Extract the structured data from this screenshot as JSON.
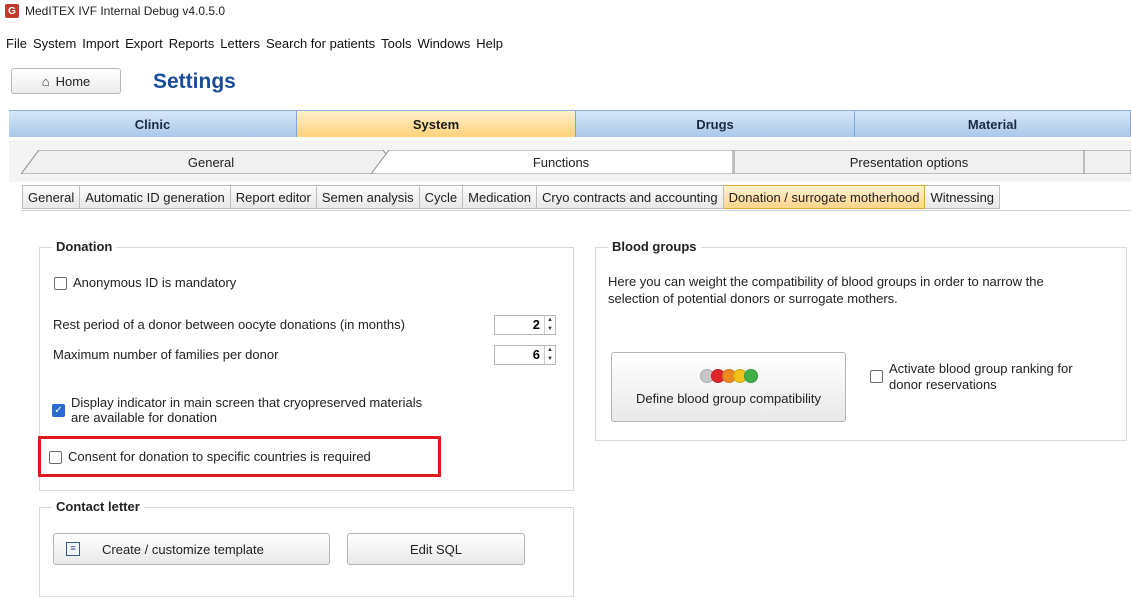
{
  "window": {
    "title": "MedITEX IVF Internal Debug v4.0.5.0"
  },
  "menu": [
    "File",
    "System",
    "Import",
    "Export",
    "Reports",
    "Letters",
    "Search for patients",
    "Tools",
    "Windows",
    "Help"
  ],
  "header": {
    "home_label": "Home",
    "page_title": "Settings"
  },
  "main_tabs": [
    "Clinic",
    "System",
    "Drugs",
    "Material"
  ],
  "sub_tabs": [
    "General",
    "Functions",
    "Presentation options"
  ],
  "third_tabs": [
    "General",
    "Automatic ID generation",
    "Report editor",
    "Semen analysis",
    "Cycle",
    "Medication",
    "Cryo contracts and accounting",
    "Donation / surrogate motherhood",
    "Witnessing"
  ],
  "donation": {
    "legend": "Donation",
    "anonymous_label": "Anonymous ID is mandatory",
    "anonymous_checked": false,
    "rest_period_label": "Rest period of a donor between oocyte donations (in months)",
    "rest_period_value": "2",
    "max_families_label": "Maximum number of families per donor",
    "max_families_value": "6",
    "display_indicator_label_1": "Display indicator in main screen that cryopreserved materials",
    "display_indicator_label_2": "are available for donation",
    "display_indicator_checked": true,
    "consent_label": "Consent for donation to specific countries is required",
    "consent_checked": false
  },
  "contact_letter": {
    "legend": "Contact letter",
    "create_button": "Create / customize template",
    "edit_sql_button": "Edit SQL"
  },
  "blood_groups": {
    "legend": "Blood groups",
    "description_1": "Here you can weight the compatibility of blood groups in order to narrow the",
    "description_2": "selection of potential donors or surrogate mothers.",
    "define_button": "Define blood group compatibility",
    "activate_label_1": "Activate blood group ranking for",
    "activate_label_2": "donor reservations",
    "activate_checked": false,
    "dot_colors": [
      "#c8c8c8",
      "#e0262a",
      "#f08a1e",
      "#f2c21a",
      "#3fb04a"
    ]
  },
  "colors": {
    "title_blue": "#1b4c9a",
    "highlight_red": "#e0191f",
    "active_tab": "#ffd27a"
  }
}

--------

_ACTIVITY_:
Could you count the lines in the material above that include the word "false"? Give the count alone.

_ANSWER TO THIS EXERCISE_:
3